*** Opening Records ***

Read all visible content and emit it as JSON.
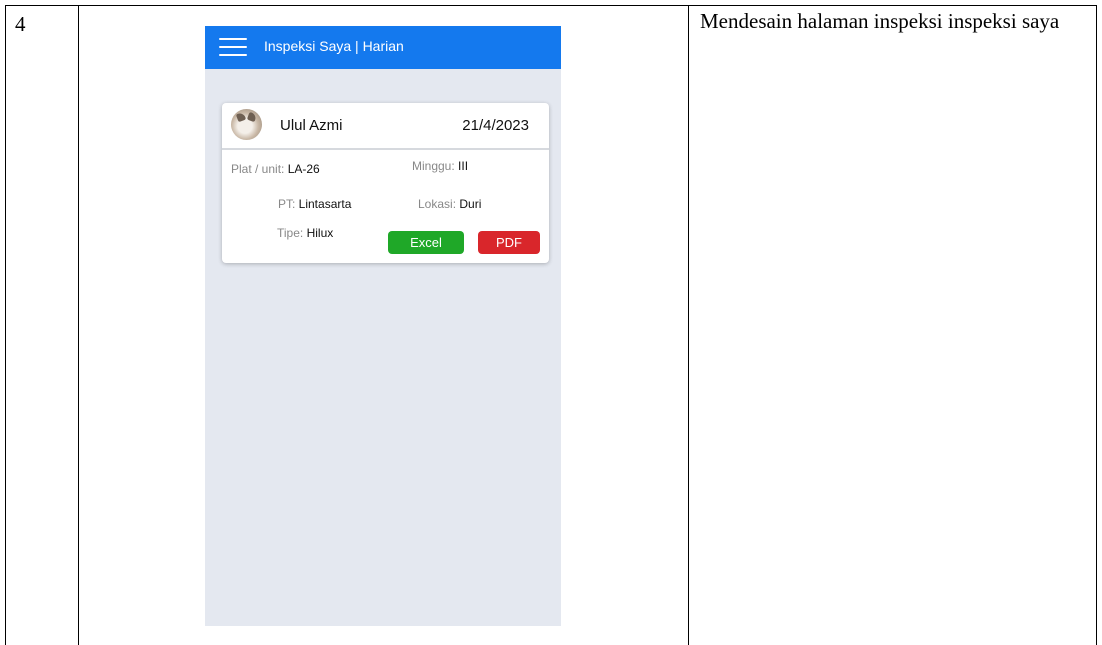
{
  "document": {
    "row_number": "4",
    "description": "Mendesain halaman inspeksi inspeksi saya"
  },
  "app": {
    "header_title": "Inspeksi Saya | Harian",
    "header_color": "#1479ee",
    "background_color": "#e4e8f0"
  },
  "card": {
    "name": "Ulul Azmi",
    "date": "21/4/2023",
    "fields": {
      "plat": {
        "label": "Plat / unit: ",
        "value": "LA-26"
      },
      "minggu": {
        "label": "Minggu: ",
        "value": "III"
      },
      "pt": {
        "label": "PT: ",
        "value": "Lintasarta"
      },
      "lokasi": {
        "label": "Lokasi: ",
        "value": "Duri"
      },
      "tipe": {
        "label": "Tipe: ",
        "value": "Hilux"
      }
    },
    "buttons": {
      "excel": {
        "label": "Excel",
        "color": "#1fa828"
      },
      "pdf": {
        "label": "PDF",
        "color": "#d9262b"
      }
    }
  }
}
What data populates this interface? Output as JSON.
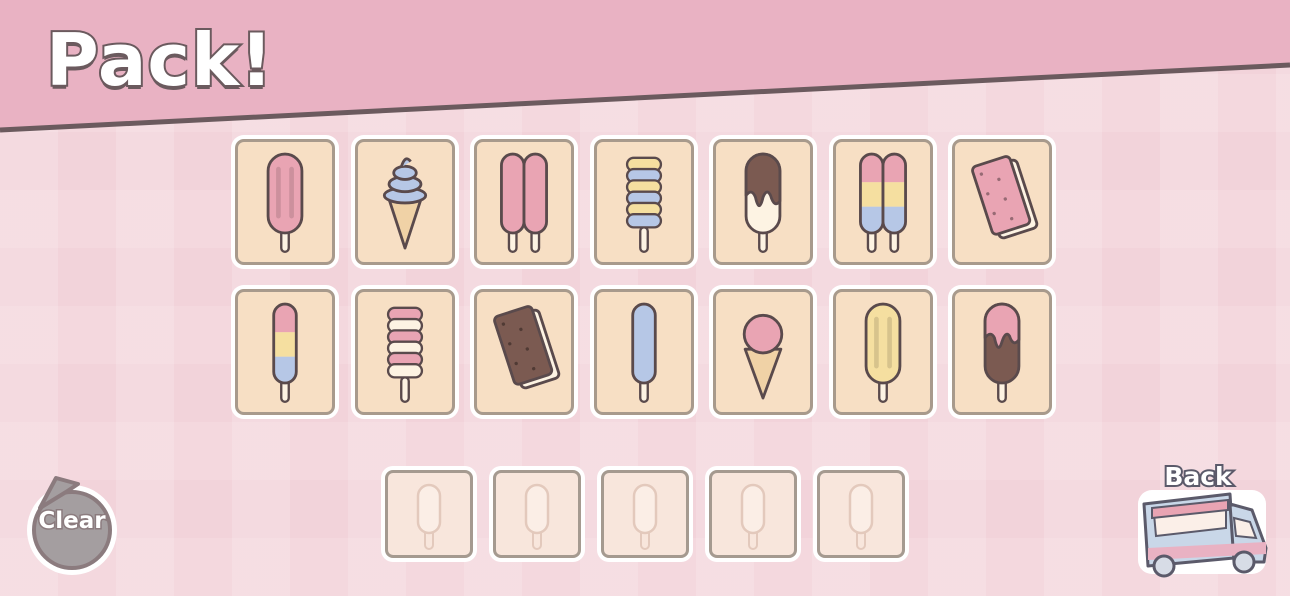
{
  "title": "Pack!",
  "clear_button": {
    "label": "Clear",
    "icon": "circular-arrow-icon"
  },
  "back_button": {
    "label": "Back",
    "icon": "ice-cream-truck-icon"
  },
  "colors": {
    "banner": "#e9b2c3",
    "card_bg": "#f7dfc4",
    "outline": "#5a4a4c",
    "pink": "#e9a4b3",
    "blue": "#b6c7e6",
    "yellow": "#f5dfa0",
    "chocolate": "#7b5a51",
    "cream": "#fdf3e3",
    "cone": "#f0d2a6"
  },
  "menu_items": [
    {
      "name": "pink-popsicle",
      "kind": "popsicle",
      "flavor": "pink"
    },
    {
      "name": "blue-soft-serve-cone",
      "kind": "softserve",
      "flavor": "blue"
    },
    {
      "name": "pink-twin-popsicle",
      "kind": "twin",
      "flavor": "pink"
    },
    {
      "name": "yellow-blue-twister-pop",
      "kind": "twister",
      "flavor": "yellow-blue"
    },
    {
      "name": "chocolate-dipped-popsicle",
      "kind": "dipped",
      "flavor": "chocolate"
    },
    {
      "name": "rainbow-twin-popsicle",
      "kind": "twin-rainbow",
      "flavor": "rainbow"
    },
    {
      "name": "strawberry-ice-cream-sandwich",
      "kind": "sandwich",
      "flavor": "strawberry"
    },
    {
      "name": "rainbow-rocket-pop",
      "kind": "rocket",
      "flavor": "rainbow"
    },
    {
      "name": "pink-cream-twister-pop",
      "kind": "twister",
      "flavor": "pink-cream"
    },
    {
      "name": "chocolate-ice-cream-sandwich",
      "kind": "sandwich",
      "flavor": "chocolate"
    },
    {
      "name": "blue-stick-pop",
      "kind": "slim",
      "flavor": "blue"
    },
    {
      "name": "strawberry-scoop-cone",
      "kind": "scoop",
      "flavor": "pink"
    },
    {
      "name": "yellow-popsicle",
      "kind": "popsicle",
      "flavor": "yellow"
    },
    {
      "name": "strawberry-dipped-chocolate-popsicle",
      "kind": "dipped-choc",
      "flavor": "strawberry"
    }
  ],
  "pack_slots": [
    {
      "state": "empty"
    },
    {
      "state": "empty"
    },
    {
      "state": "empty"
    },
    {
      "state": "empty"
    },
    {
      "state": "empty"
    }
  ]
}
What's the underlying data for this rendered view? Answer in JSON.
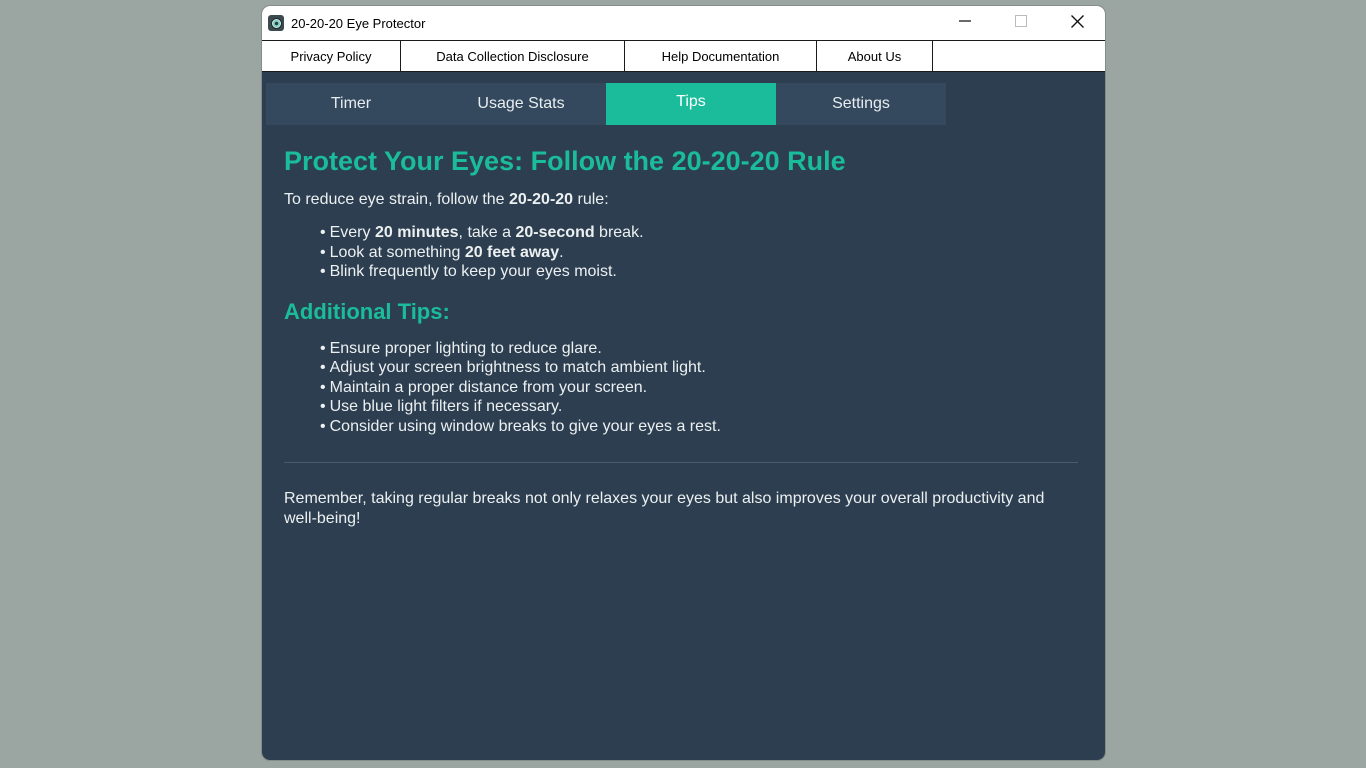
{
  "window": {
    "title": "20-20-20 Eye Protector",
    "icon": "eye-app-icon",
    "controls": {
      "minimize_icon": "minimize-icon",
      "maximize_icon": "maximize-icon",
      "close_icon": "close-icon"
    }
  },
  "menu": {
    "items": [
      {
        "label": "Privacy Policy"
      },
      {
        "label": "Data Collection Disclosure"
      },
      {
        "label": "Help Documentation"
      },
      {
        "label": "About Us"
      }
    ]
  },
  "tabs": {
    "items": [
      {
        "label": "Timer"
      },
      {
        "label": "Usage Stats"
      },
      {
        "label": "Tips"
      },
      {
        "label": "Settings"
      }
    ],
    "active": "Tips"
  },
  "tips_page": {
    "heading": "Protect Your Eyes: Follow the 20-20-20 Rule",
    "intro": {
      "pre": "To reduce eye strain, follow the ",
      "bold": "20-20-20",
      "post": " rule:"
    },
    "rule_bullets": {
      "b1": {
        "t1": "Every ",
        "b1": "20 minutes",
        "t2": ", take a ",
        "b2": "20-second",
        "t3": " break."
      },
      "b2": {
        "t1": "Look at something ",
        "b1": "20 feet away",
        "t2": "."
      },
      "b3": {
        "t1": "Blink frequently to keep your eyes moist."
      }
    },
    "additional_heading": "Additional Tips:",
    "additional_tips": [
      "Ensure proper lighting to reduce glare.",
      "Adjust your screen brightness to match ambient light.",
      "Maintain a proper distance from your screen.",
      "Use blue light filters if necessary.",
      "Consider using window breaks to give your eyes a rest."
    ],
    "closing": "Remember, taking regular breaks not only relaxes your eyes but also improves your overall productivity and well-being!"
  },
  "colors": {
    "background": "#2c3e50",
    "tab": "#34495e",
    "accent": "#1abc9c",
    "text": "#ecf0f1",
    "desktop": "#9ba6a3"
  }
}
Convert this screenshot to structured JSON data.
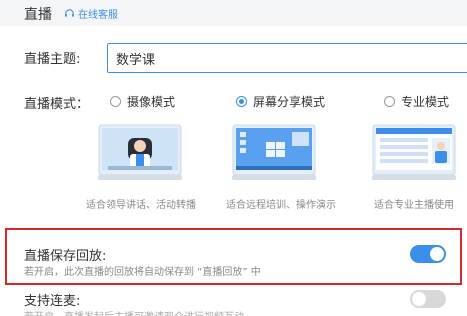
{
  "header": {
    "title": "直播",
    "support_label": "在线客服"
  },
  "topic": {
    "label": "直播主题:",
    "value": "数学课"
  },
  "mode": {
    "label": "直播模式：",
    "selected": "屏幕分享模式",
    "options": [
      {
        "label": "摄像模式",
        "caption": "适合领导讲话、活动转播",
        "icon": "camera-mode-illustration"
      },
      {
        "label": "屏幕分享模式",
        "caption": "适合远程培训、操作演示",
        "icon": "screen-share-illustration"
      },
      {
        "label": "专业模式",
        "caption": "适合专业主播使用",
        "icon": "pro-mode-illustration"
      }
    ]
  },
  "save_replay": {
    "label": "直播保存回放:",
    "description": "若开启，此次直播的回放将自动保存到 “直播回放” 中",
    "enabled": true
  },
  "co_host": {
    "label": "支持连麦:",
    "description": "若开启，直播发起后主播可邀请观众进行视频互动",
    "enabled": false
  },
  "colors": {
    "accent": "#3b8eea",
    "highlight_border": "#d9282c",
    "toggle_off": "#d8d8d8"
  }
}
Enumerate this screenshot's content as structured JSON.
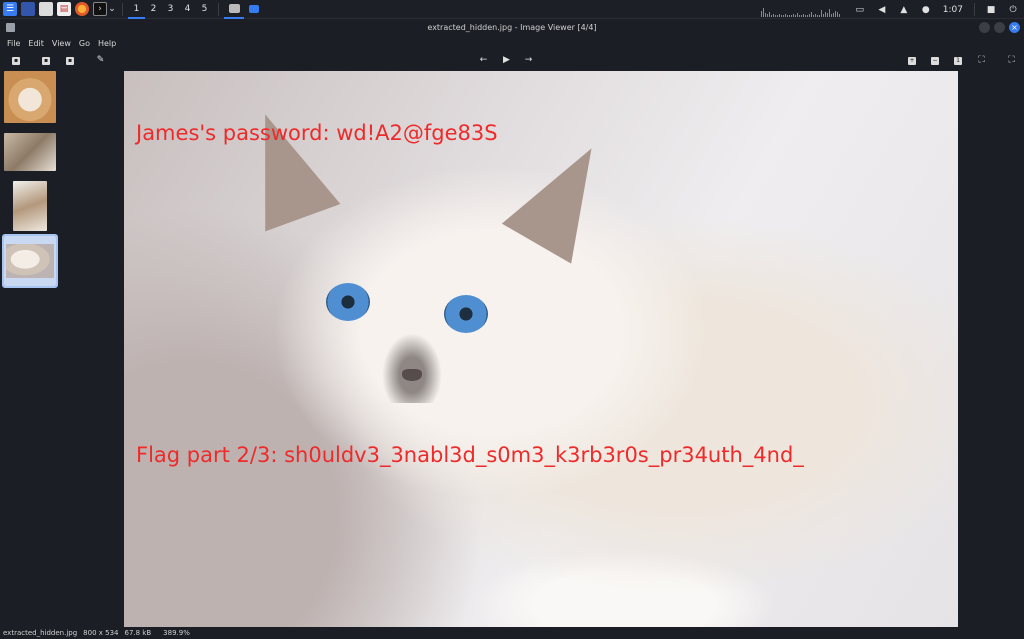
{
  "panel": {
    "workspaces": [
      "1",
      "2",
      "3",
      "4",
      "5"
    ],
    "clock": "1:07",
    "icons": [
      "kali-menu-icon",
      "desktop-icon",
      "files-icon",
      "text-editor-icon",
      "firefox-icon",
      "terminal-icon",
      "image-viewer-task-icon",
      "window-task-icon",
      "display-icon",
      "volume-icon",
      "notifications-icon",
      "power-icon",
      "lock-icon",
      "logout-icon"
    ]
  },
  "window": {
    "title": "extracted_hidden.jpg - Image Viewer [4/4]"
  },
  "menu": {
    "items": [
      "File",
      "Edit",
      "View",
      "Go",
      "Help"
    ]
  },
  "toolbar": {
    "icons": [
      "open-icon",
      "save-copy-icon",
      "delete-icon",
      "edit-icon",
      "back-arrow-icon",
      "play-icon",
      "forward-arrow-icon",
      "zoom-in-icon",
      "zoom-out-icon",
      "zoom-fit-icon",
      "zoom-100-icon",
      "fullscreen-icon"
    ]
  },
  "image_text": {
    "password": "James's password: wd!A2@fge83S",
    "flag": "Flag part 2/3: sh0uldv3_3nabl3d_s0m3_k3rb3r0s_pr34uth_4nd_"
  },
  "status": {
    "filename": "extracted_hidden.jpg",
    "dimensions": "800 x 534",
    "size": "67.8 kB",
    "zoom": "389.9%"
  },
  "colors": {
    "accent": "#367bf0",
    "overlay_text": "#ee2a2a",
    "background": "#1b1e24"
  }
}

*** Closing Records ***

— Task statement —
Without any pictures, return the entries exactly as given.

— Expected answer —
Read all visible content and emit it as JSON.
{
  "document": {
    "row_number": "4",
    "description": "Mendesain halaman inspeksi inspeksi saya"
  },
  "app": {
    "header_title": "Inspeksi Saya | Harian",
    "header_color": "#1479ee",
    "background_color": "#e4e8f0"
  },
  "card": {
    "name": "Ulul Azmi",
    "date": "21/4/2023",
    "fields": {
      "plat": {
        "label": "Plat / unit: ",
        "value": "LA-26"
      },
      "minggu": {
        "label": "Minggu: ",
        "value": "III"
      },
      "pt": {
        "label": "PT: ",
        "value": "Lintasarta"
      },
      "lokasi": {
        "label": "Lokasi: ",
        "value": "Duri"
      },
      "tipe": {
        "label": "Tipe: ",
        "value": "Hilux"
      }
    },
    "buttons": {
      "excel": {
        "label": "Excel",
        "color": "#1fa828"
      },
      "pdf": {
        "label": "PDF",
        "color": "#d9262b"
      }
    }
  }
}
What data populates this interface? Output as JSON.
{
  "title": "Pack!",
  "clear_button": {
    "label": "Clear",
    "icon": "circular-arrow-icon"
  },
  "back_button": {
    "label": "Back",
    "icon": "ice-cream-truck-icon"
  },
  "colors": {
    "banner": "#e9b2c3",
    "card_bg": "#f7dfc4",
    "outline": "#5a4a4c",
    "pink": "#e9a4b3",
    "blue": "#b6c7e6",
    "yellow": "#f5dfa0",
    "chocolate": "#7b5a51",
    "cream": "#fdf3e3",
    "cone": "#f0d2a6"
  },
  "menu_items": [
    {
      "name": "pink-popsicle",
      "kind": "popsicle",
      "flavor": "pink"
    },
    {
      "name": "blue-soft-serve-cone",
      "kind": "softserve",
      "flavor": "blue"
    },
    {
      "name": "pink-twin-popsicle",
      "kind": "twin",
      "flavor": "pink"
    },
    {
      "name": "yellow-blue-twister-pop",
      "kind": "twister",
      "flavor": "yellow-blue"
    },
    {
      "name": "chocolate-dipped-popsicle",
      "kind": "dipped",
      "flavor": "chocolate"
    },
    {
      "name": "rainbow-twin-popsicle",
      "kind": "twin-rainbow",
      "flavor": "rainbow"
    },
    {
      "name": "strawberry-ice-cream-sandwich",
      "kind": "sandwich",
      "flavor": "strawberry"
    },
    {
      "name": "rainbow-rocket-pop",
      "kind": "rocket",
      "flavor": "rainbow"
    },
    {
      "name": "pink-cream-twister-pop",
      "kind": "twister",
      "flavor": "pink-cream"
    },
    {
      "name": "chocolate-ice-cream-sandwich",
      "kind": "sandwich",
      "flavor": "chocolate"
    },
    {
      "name": "blue-stick-pop",
      "kind": "slim",
      "flavor": "blue"
    },
    {
      "name": "strawberry-scoop-cone",
      "kind": "scoop",
      "flavor": "pink"
    },
    {
      "name": "yellow-popsicle",
      "kind": "popsicle",
      "flavor": "yellow"
    },
    {
      "name": "strawberry-dipped-chocolate-popsicle",
      "kind": "dipped-choc",
      "flavor": "strawberry"
    }
  ],
  "pack_slots": [
    {
      "state": "empty"
    },
    {
      "state": "empty"
    },
    {
      "state": "empty"
    },
    {
      "state": "empty"
    },
    {
      "state": "empty"
    }
  ]
}
What's the underlying data for this rendered view? Answer in JSON.
{
  "window": {
    "title": "20-20-20 Eye Protector",
    "icon": "eye-app-icon",
    "controls": {
      "minimize_icon": "minimize-icon",
      "maximize_icon": "maximize-icon",
      "close_icon": "close-icon"
    }
  },
  "menu": {
    "items": [
      {
        "label": "Privacy Policy"
      },
      {
        "label": "Data Collection Disclosure"
      },
      {
        "label": "Help Documentation"
      },
      {
        "label": "About Us"
      }
    ]
  },
  "tabs": {
    "items": [
      {
        "label": "Timer"
      },
      {
        "label": "Usage Stats"
      },
      {
        "label": "Tips"
      },
      {
        "label": "Settings"
      }
    ],
    "active": "Tips"
  },
  "tips_page": {
    "heading": "Protect Your Eyes: Follow the 20-20-20 Rule",
    "intro": {
      "pre": "To reduce eye strain, follow the ",
      "bold": "20-20-20",
      "post": " rule:"
    },
    "rule_bullets": {
      "b1": {
        "t1": "Every ",
        "b1": "20 minutes",
        "t2": ", take a ",
        "b2": "20-second",
        "t3": " break."
      },
      "b2": {
        "t1": "Look at something ",
        "b1": "20 feet away",
        "t2": "."
      },
      "b3": {
        "t1": "Blink frequently to keep your eyes moist."
      }
    },
    "additional_heading": "Additional Tips:",
    "additional_tips": [
      "Ensure proper lighting to reduce glare.",
      "Adjust your screen brightness to match ambient light.",
      "Maintain a proper distance from your screen.",
      "Use blue light filters if necessary.",
      "Consider using window breaks to give your eyes a rest."
    ],
    "closing": "Remember, taking regular breaks not only relaxes your eyes but also improves your overall productivity and well-being!"
  },
  "colors": {
    "background": "#2c3e50",
    "tab": "#34495e",
    "accent": "#1abc9c",
    "text": "#ecf0f1",
    "desktop": "#9ba6a3"
  }
}
Convert this screenshot to structured JSON data.
{
  "header": {
    "title": "直播",
    "support_label": "在线客服"
  },
  "topic": {
    "label": "直播主题:",
    "value": "数学课"
  },
  "mode": {
    "label": "直播模式：",
    "selected": "屏幕分享模式",
    "options": [
      {
        "label": "摄像模式",
        "caption": "适合领导讲话、活动转播",
        "icon": "camera-mode-illustration"
      },
      {
        "label": "屏幕分享模式",
        "caption": "适合远程培训、操作演示",
        "icon": "screen-share-illustration"
      },
      {
        "label": "专业模式",
        "caption": "适合专业主播使用",
        "icon": "pro-mode-illustration"
      }
    ]
  },
  "save_replay": {
    "label": "直播保存回放:",
    "description": "若开启，此次直播的回放将自动保存到 “直播回放” 中",
    "enabled": true
  },
  "co_host": {
    "label": "支持连麦:",
    "description": "若开启，直播发起后主播可邀请观众进行视频互动",
    "enabled": false
  },
  "colors": {
    "accent": "#3b8eea",
    "highlight_border": "#d9282c",
    "toggle_off": "#d8d8d8"
  }
}
Enumerate this screenshot's content as structured JSON.
{
  "panel": {
    "workspaces": [
      "1",
      "2",
      "3",
      "4",
      "5"
    ],
    "clock": "1:07",
    "icons": [
      "kali-menu-icon",
      "desktop-icon",
      "files-icon",
      "text-editor-icon",
      "firefox-icon",
      "terminal-icon",
      "image-viewer-task-icon",
      "window-task-icon",
      "display-icon",
      "volume-icon",
      "notifications-icon",
      "power-icon",
      "lock-icon",
      "logout-icon"
    ]
  },
  "window": {
    "title": "extracted_hidden.jpg - Image Viewer [4/4]"
  },
  "menu": {
    "items": [
      "File",
      "Edit",
      "View",
      "Go",
      "Help"
    ]
  },
  "toolbar": {
    "icons": [
      "open-icon",
      "save-copy-icon",
      "delete-icon",
      "edit-icon",
      "back-arrow-icon",
      "play-icon",
      "forward-arrow-icon",
      "zoom-in-icon",
      "zoom-out-icon",
      "zoom-fit-icon",
      "zoom-100-icon",
      "fullscreen-icon"
    ]
  },
  "image_text": {
    "password": "James's password: wd!A2@fge83S",
    "flag": "Flag part 2/3: sh0uldv3_3nabl3d_s0m3_k3rb3r0s_pr34uth_4nd_"
  },
  "status": {
    "filename": "extracted_hidden.jpg",
    "dimensions": "800 x 534",
    "size": "67.8 kB",
    "zoom": "389.9%"
  },
  "colors": {
    "accent": "#367bf0",
    "overlay_text": "#ee2a2a",
    "background": "#1b1e24"
  }
}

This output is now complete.